It’s important to keep your web applications up-to-date. This prevents known vulnerabilities from being exploited and wreaking havoc on your site. That goes for any third-party software you might use on your site, but today we’re going to talk about updating DotNetNuke.
The most important thing before upgrading is to back up your current DotNetNuke site. Also, if you are using any third-party themes or modules, please contact the author(s) before upgrading to make sure they are still supported in the latest version of DNN.
Backing up the MS SQL database
This will place the backup of your MS SQL database within the App_Data directory with the file extension “.bak.”
Backing up your web site files via FTP
Downloading the upgrade files and Extracting
Important: you must know your SuperUser account login in order to upgrade.
You can download the Upgrade files through DNN’s download page.
Uploading the updated files
The latest versions of the following applications are now available through our App Installer tool:
Do you know what ransomware is? It’s a computer compromise, typically spread via a macro in a Microsoft Word file. Those spam “invoices” you get, with a .doc attachment? They’re almost always ransomware. If the macro is run, most of the document and image files on your computer are encrypted, and the hacker then extorts money out of you to get the key. The longer you wait, the higher the price.
Right about now you’re probably thinking, “Not a problem for me, I have backups for all my important files!” Which is good. You can reformat your computer, restore your backups and be done with it. Lesson learned. If you’re not backing up your computer files, now’s the time to start, right? Right? Get started. Seriously.
If that wasn’t bad enough, the people who write ransomware have now figured out how to encrypt your website files and hold them for ransom, and compromises are spreading rapidly across the web. The compromise is done through vulnerabilities in third party applications or your own scripting (out-of-date WordPress sites are a common target – update your WordPress site, plugins and themes!).
At the time we’re writing this, that ransom starts at around $175, and goes up from there the longer you wait. The best way to guard against that is the same way you’ve guarded against site compromise forever: keep your third party application updated, and examine your own code for vulnerabilities.
But if the bad guys do get in and your site files are encrypted and held for ransom, what can you do?
Well, we make site and database backups every day, so we may be able to help you restore the unencrypted version of your files. But our backups are meant for disaster recovery, so there’s often a fee involved with pulling and restoring a copy, and it will take a little time.
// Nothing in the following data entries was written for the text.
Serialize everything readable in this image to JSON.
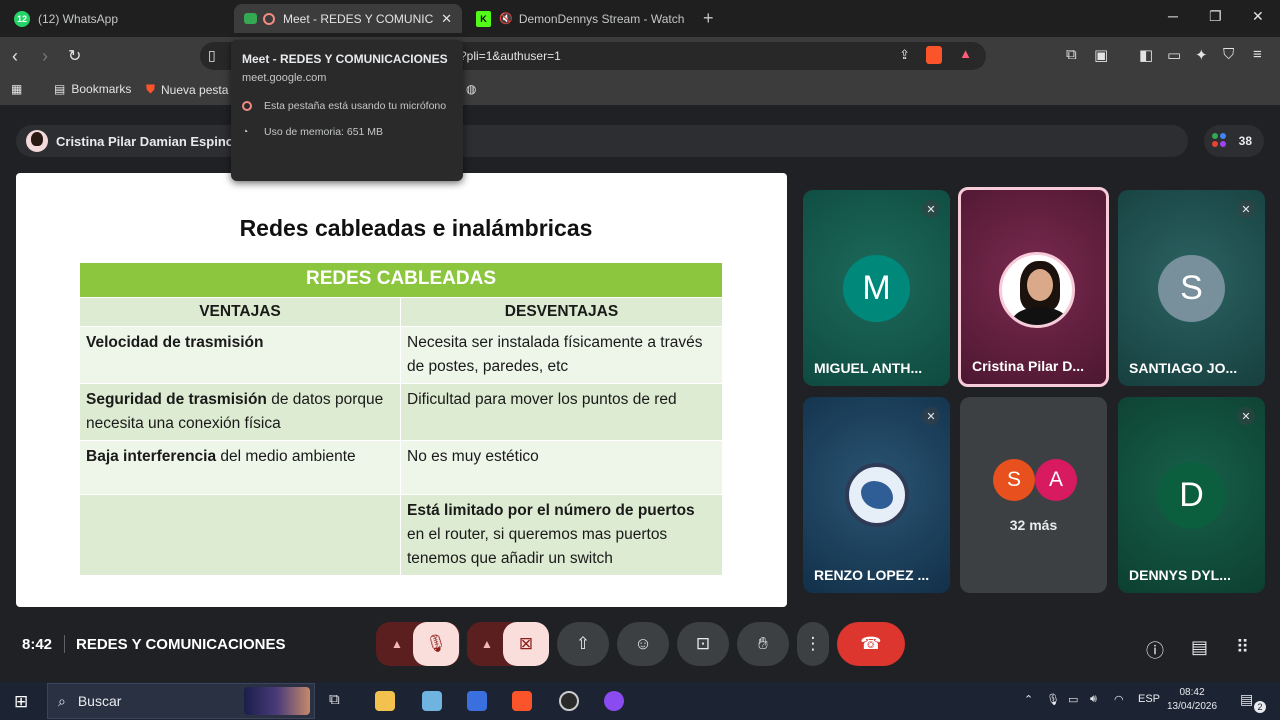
{
  "browser": {
    "tabs": [
      {
        "title": "(12) WhatsApp",
        "badge": "12"
      },
      {
        "title": "Meet - REDES Y COMUNICAC"
      },
      {
        "title": "DemonDennys Stream - Watch Li"
      }
    ],
    "new_tab_label": "+",
    "url_partial": "?pli=1&authuser=1",
    "bookmarks": [
      {
        "label": "Bookmarks"
      },
      {
        "label": "Nueva pesta"
      }
    ]
  },
  "tooltip": {
    "title": "Meet - REDES Y COMUNICACIONES",
    "domain": "meet.google.com",
    "mic_line": "Esta pestaña está usando tu micrófono",
    "memory_line": "Uso de memoria: 651 MB"
  },
  "meet": {
    "presenter_name": "Cristina Pilar Damian Espinoz",
    "people_count": "38",
    "slide": {
      "title": "Redes cableadas e inalámbricas",
      "table_title": "REDES CABLEADAS",
      "col_left": "VENTAJAS",
      "col_right": "DESVENTAJAS",
      "rows": [
        {
          "left_bold": "Velocidad de trasmisión",
          "left_rest": "",
          "right_bold": "",
          "right_rest": "Necesita ser instalada físicamente a través de postes, paredes, etc"
        },
        {
          "left_bold": "Seguridad de trasmisión",
          "left_rest": " de datos porque necesita una conexión física",
          "right_bold": "",
          "right_rest": "Dificultad para mover los puntos de red"
        },
        {
          "left_bold": "Baja interferencia",
          "left_rest": " del medio ambiente",
          "right_bold": "",
          "right_rest": "No es muy estético"
        },
        {
          "left_bold": "",
          "left_rest": "",
          "right_bold": "Está limitado por el número de puertos",
          "right_rest": " en el router, si queremos mas puertos tenemos que añadir un switch"
        }
      ]
    },
    "tiles": [
      {
        "name": "MIGUEL ANTH...",
        "initial": "M",
        "avatar_color": "#00897b",
        "bg": "#0f5147"
      },
      {
        "name": "Cristina Pilar D...",
        "bg": "#5b1c3a"
      },
      {
        "name": "SANTIAGO JO...",
        "initial": "S",
        "avatar_color": "#78909c",
        "bg": "#1d4b4a"
      },
      {
        "name": "RENZO LOPEZ ...",
        "bg": "#17384a"
      },
      {
        "more": "32 más",
        "a1": "S",
        "a1_color": "#e8501e",
        "a2": "A",
        "a2_color": "#d81b60",
        "bg": "#3c4043"
      },
      {
        "name": "DENNYS DYL...",
        "initial": "D",
        "avatar_color": "#0b5e3e",
        "bg": "#0f4a37"
      }
    ],
    "clock": "8:42",
    "meeting_title": "REDES Y COMUNICACIONES"
  },
  "taskbar": {
    "search_placeholder": "Buscar",
    "lang": "ESP",
    "time": "08:42",
    "date": "13/04/2026",
    "notif_count": "2"
  }
}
In addition to that, we only keep a few days of backups. If you don’t notice a ransomware compromise for four or five days, all of our backups will probably be copies of the compromised files, and therefore not useful in restoring the site.
The best answer is maintaining a tight ship, as far as your site is concerned. But a really good standby strategy is our SiteBackup service. It allows you not only to back up website and database files, but to keep multiple versions of those backups for long periods of time. That increases the likelihood that you will have a “clean” backup to restore to defeat the ransomware goons. The best part is you control the backups, they’re available to you immediately any time you need them.
Another cool thing that SiteBackup can do is alert you if Google flags your site as compromised, and automatically disable any further backups. That means you can rest easy that you’ll always have a clean backup for restoration.
Any way you slice it, it’s better to be safe than sorry, so we really recommend checking out SiteBackup. It’s inexpensive (starting at $2.95 a month for 10GB of backup space!), extremely easy to use, and – we think – some of the best peace of mind money can buy.
Here’s what a site compromised by CTB-locker looks like: